WORK INSTRUCTION :: Copy out every line of the data that has the word "Completion" somewhere in it.

Saved data entries ::
§ §

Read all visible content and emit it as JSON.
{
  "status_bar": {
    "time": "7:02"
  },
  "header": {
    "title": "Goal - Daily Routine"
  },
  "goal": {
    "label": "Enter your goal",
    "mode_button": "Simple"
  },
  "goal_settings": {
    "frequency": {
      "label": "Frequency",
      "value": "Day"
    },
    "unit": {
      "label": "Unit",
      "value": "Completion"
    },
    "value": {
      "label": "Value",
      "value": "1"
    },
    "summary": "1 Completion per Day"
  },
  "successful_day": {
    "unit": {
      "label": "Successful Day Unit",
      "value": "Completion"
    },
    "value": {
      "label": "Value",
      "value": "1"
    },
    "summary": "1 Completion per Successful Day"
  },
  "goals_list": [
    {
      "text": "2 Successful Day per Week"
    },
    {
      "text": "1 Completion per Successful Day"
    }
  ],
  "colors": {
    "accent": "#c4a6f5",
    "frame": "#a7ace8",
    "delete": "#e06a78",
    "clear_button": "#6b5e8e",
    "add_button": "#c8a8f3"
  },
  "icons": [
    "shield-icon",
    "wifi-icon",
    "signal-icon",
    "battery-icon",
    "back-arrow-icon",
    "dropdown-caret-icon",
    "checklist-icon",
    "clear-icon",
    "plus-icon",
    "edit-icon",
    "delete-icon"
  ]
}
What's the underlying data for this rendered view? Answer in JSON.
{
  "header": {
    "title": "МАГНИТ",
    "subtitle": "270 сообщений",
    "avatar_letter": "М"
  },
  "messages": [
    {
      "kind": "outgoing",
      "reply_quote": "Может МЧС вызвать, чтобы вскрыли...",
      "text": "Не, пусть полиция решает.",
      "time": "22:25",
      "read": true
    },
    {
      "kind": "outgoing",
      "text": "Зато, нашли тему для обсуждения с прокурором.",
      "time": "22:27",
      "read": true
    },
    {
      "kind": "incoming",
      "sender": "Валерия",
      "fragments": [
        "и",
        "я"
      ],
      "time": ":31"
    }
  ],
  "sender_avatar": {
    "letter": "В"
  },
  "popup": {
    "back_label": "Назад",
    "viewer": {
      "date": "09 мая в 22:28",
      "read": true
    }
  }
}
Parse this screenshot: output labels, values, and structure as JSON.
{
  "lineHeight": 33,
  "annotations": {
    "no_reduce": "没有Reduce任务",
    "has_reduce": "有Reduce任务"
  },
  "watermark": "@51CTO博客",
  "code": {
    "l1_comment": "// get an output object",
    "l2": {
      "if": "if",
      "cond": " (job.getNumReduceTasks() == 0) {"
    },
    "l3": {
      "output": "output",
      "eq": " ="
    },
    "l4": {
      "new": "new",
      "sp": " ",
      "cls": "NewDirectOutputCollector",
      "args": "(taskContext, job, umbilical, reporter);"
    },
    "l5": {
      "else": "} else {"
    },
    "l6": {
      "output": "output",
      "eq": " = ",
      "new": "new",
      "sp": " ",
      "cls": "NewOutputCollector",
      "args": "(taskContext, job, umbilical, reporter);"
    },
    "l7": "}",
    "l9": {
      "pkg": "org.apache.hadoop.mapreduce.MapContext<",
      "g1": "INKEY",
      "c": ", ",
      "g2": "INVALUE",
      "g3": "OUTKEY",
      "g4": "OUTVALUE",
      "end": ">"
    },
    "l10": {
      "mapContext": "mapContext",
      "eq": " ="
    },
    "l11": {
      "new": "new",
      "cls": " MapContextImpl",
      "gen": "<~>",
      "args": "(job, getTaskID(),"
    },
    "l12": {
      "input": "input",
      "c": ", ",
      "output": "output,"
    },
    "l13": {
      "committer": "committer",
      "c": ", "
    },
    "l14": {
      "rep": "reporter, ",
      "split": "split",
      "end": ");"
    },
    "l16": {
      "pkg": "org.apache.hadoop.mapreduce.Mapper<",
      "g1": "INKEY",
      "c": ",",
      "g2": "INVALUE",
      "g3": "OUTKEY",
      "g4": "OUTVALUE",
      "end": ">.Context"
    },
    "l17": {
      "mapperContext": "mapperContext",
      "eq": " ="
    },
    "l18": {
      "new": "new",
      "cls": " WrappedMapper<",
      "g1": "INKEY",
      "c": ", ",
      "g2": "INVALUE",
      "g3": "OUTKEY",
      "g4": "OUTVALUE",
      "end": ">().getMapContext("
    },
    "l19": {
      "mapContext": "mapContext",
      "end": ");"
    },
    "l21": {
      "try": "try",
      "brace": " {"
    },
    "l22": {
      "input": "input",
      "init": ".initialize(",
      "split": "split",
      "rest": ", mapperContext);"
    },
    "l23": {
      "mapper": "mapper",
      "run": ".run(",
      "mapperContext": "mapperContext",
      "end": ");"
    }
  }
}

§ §

FINISHED EXERCISE ::
      "value": "Completion"
    "summary": "1 Completion per Day"
      "value": "Completion"
    "summary": "1 Completion per Successful Day"
      "text": "1 Completion per Successful Day"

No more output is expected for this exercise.